Friday, January 22, 2010

Counting crows

This morning I awoke to an unbelievable noise. There were all these crows gathered in three trees, cawing their hearts out. An incredible cacophony of cawing!

I had the presence of mind to take important action: I posted the situation on Facebook. And people began letting me know what they thought about all my crows. Some said they were ominous! And other people said they were beautiful.

Howard thought they were beautiful. He loves crows and thinks they are smart and sweet.

Once when he was walking to school a crow began following him. It would hop in front of him on the sidewalk and wait for him to catch up. Then it would skip ahead of him again and look at him.

Then the crow greeted him! "It gave me a proper greeting," he says. "I don't remember what it said."

Something like: "Hey, how're you doing?"

I think if a crow spoke to me I would remember what it said! But Howard does not.

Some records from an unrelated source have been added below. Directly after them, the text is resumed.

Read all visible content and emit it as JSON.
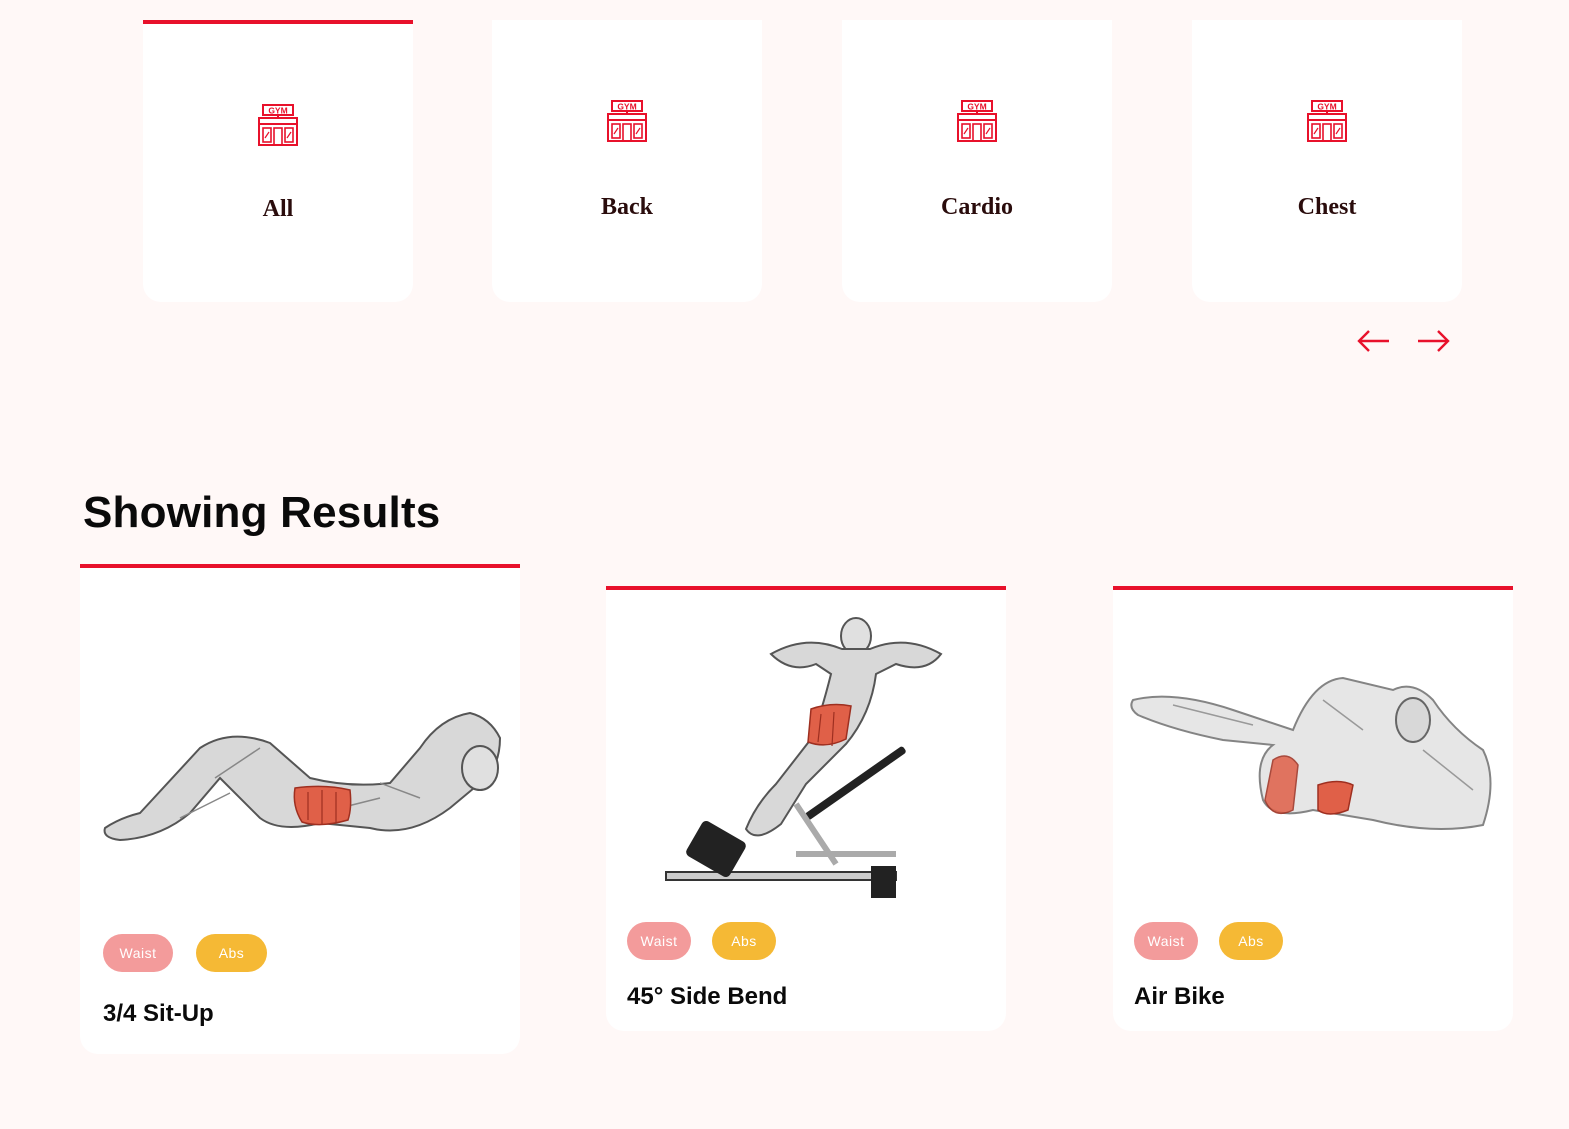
{
  "categories": [
    {
      "label": "All",
      "icon": "gym-building-icon",
      "icon_text": "GYM",
      "active": true
    },
    {
      "label": "Back",
      "icon": "gym-building-icon",
      "icon_text": "GYM",
      "active": false
    },
    {
      "label": "Cardio",
      "icon": "gym-building-icon",
      "icon_text": "GYM",
      "active": false
    },
    {
      "label": "Chest",
      "icon": "gym-building-icon",
      "icon_text": "GYM",
      "active": false
    }
  ],
  "carousel": {
    "prev_icon": "arrow-left-icon",
    "next_icon": "arrow-right-icon"
  },
  "results": {
    "title": "Showing Results",
    "exercises": [
      {
        "name": "3/4 Sit-Up",
        "tags": [
          "Waist",
          "Abs"
        ],
        "image": "sit-up-illustration"
      },
      {
        "name": "45° Side Bend",
        "tags": [
          "Waist",
          "Abs"
        ],
        "image": "side-bend-illustration"
      },
      {
        "name": "Air Bike",
        "tags": [
          "Waist",
          "Abs"
        ],
        "image": "air-bike-illustration"
      }
    ]
  },
  "colors": {
    "accent": "#e8112b",
    "background": "#fff8f7",
    "tag_waist": "#f39b9b",
    "tag_abs": "#f5b935"
  }
}
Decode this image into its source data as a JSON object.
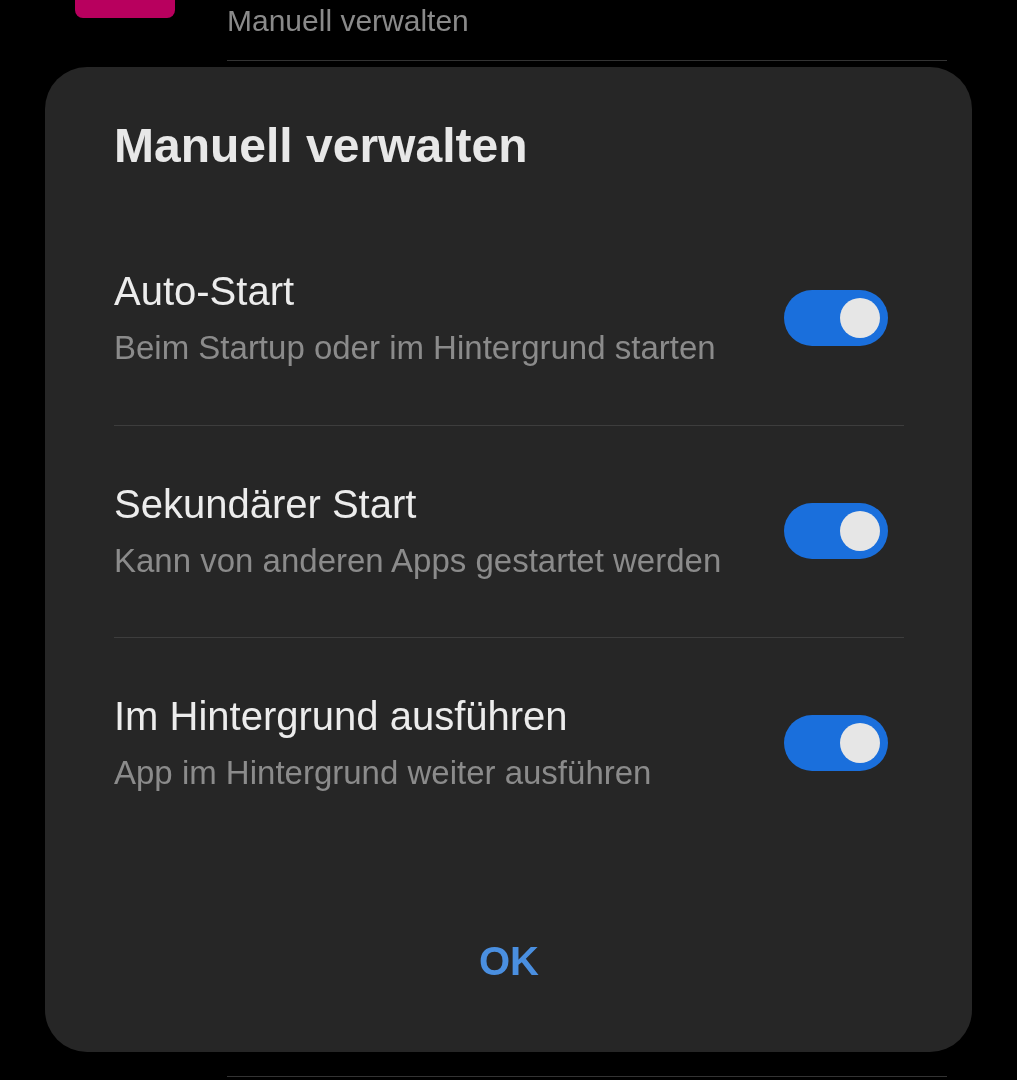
{
  "background_item": {
    "label": "Manuell verwalten"
  },
  "dialog": {
    "title": "Manuell verwalten",
    "settings": [
      {
        "title": "Auto-Start",
        "description": "Beim Startup oder im Hintergrund starten",
        "on": true
      },
      {
        "title": "Sekundärer Start",
        "description": "Kann von anderen Apps gestartet werden",
        "on": true
      },
      {
        "title": "Im Hintergrund ausführen",
        "description": "App im Hintergrund weiter ausführen",
        "on": true
      }
    ],
    "buttons": [
      "OK"
    ]
  }
}
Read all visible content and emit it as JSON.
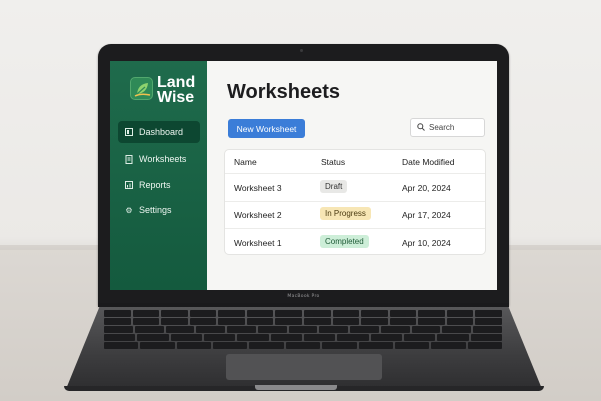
{
  "device": {
    "model_label": "MacBook Pro"
  },
  "app": {
    "logo_line1": "Land",
    "logo_line2": "Wise",
    "brand_color": "#1f6b4c",
    "accent_color": "#3b7dd8"
  },
  "sidebar": {
    "items": [
      {
        "label": "Dashboard",
        "icon": "dashboard-icon",
        "active": true
      },
      {
        "label": "Worksheets",
        "icon": "worksheet-icon",
        "active": false
      },
      {
        "label": "Reports",
        "icon": "reports-icon",
        "active": false
      },
      {
        "label": "Settings",
        "icon": "gear-icon",
        "active": false
      }
    ]
  },
  "main": {
    "title": "Worksheets",
    "new_button": "New Worksheet",
    "search": {
      "label": "Search",
      "icon": "search-icon"
    },
    "table": {
      "columns": [
        "Name",
        "Status",
        "Date Modified"
      ],
      "rows": [
        {
          "name": "Worksheet 3",
          "status": "Draft",
          "date": "Apr 20, 2024",
          "status_bg": "#e8e8e6",
          "status_fg": "#333333"
        },
        {
          "name": "Worksheet 2",
          "status": "In Progress",
          "date": "Apr 17, 2024",
          "status_bg": "#f7e6b5",
          "status_fg": "#4a3a10"
        },
        {
          "name": "Worksheet 1",
          "status": "Completed",
          "date": "Apr 10, 2024",
          "status_bg": "#cdeed8",
          "status_fg": "#1e5a36"
        }
      ]
    }
  }
}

What he does remember is he got to school and eventually he got brave enough to mention to his schoolfriends what had happened, about the crow. And all the kids knew the crow!

"Oh, that's Joe," they told him.

Joe the crow!

Anyway, these crows in the trees this morning, they were communicating something. I saw them gathering the night before. They were all wheeling in and flying around like crazy as it was getting dark. Then they must have settled in for the night and this morning they must have awakened at dawn and begun cawing.

What about Sheryl Crow?

What about Old Crow?

What about Ole Bull?

There is a song in "Die Winterreise" called "The Crow." The crow in that song follows the singer just the way the crow followed Howard to school. Crows must have been doing that for centuries. Listen to the song. Even if you don't know German just listen to the piano. It is haunting! And oddly modern sounding.

"Krahe. Wunderlicher Tier." That is one line from the song. It means "Crow. Strange animal."

This performance has cool pictures of crows.

Oh, my gosh, this is weird. But still no translation! I keep hoping for a translation.

Finally, Eureka! Great graphics and a translation. And with Hans Hotter, a singer I love!

Think what Schubert did with one crow. What would he have thought if he had seen all of them in the trees this morning!? Speaking of "Die Winterreise" I think Schubert would have liked that picture I put at the top of the post. I took it while Howard was inside the North Buffalo Office Depot. It is so atmospheric!

But back to the crows in our trees. I have learned today that when crows gather together like that it is called "mobbing." They get together to gang up on a predator, usually an owl or a hawk or an eagle. There was probably an owl there somewhere.

When I am done with my book on Leonard Pennario perhaps I will write a book about that.

The mystical behavior of crows!


Craig Chapman said...

Wonderful post! Your association with Schubert's Die Wintereisse reminds me of my father Cliff who passed away in 2001. He was a master of this song cycle and performed it dozens of times over his 53-year vocal career. I'll post a recording of one of his performances of this song later, on my profile. Thank you again!

Mary Kunz Goldman said...

Craig, how nice of you!! From your profile I never would have guessed you were a Schubert fan. I would love to hear your father singing Schubert. My father used to sing Schubert too! but just at home in our living room.

Prof. G said...

Catherine Parker did a painting called "A Murder Of Crows" and told me that that's the term when they gather.

Ward said...

Had your environs been a bit more bucolic, you might have wakened to this:

Mary Kunz Goldman said...

Prof. G, someone was telling me that too, on Facebook, that it is a murder of crows. How about that? That seems a bit too ominous. Though it is vivid!

Ward, I am off to watch your video!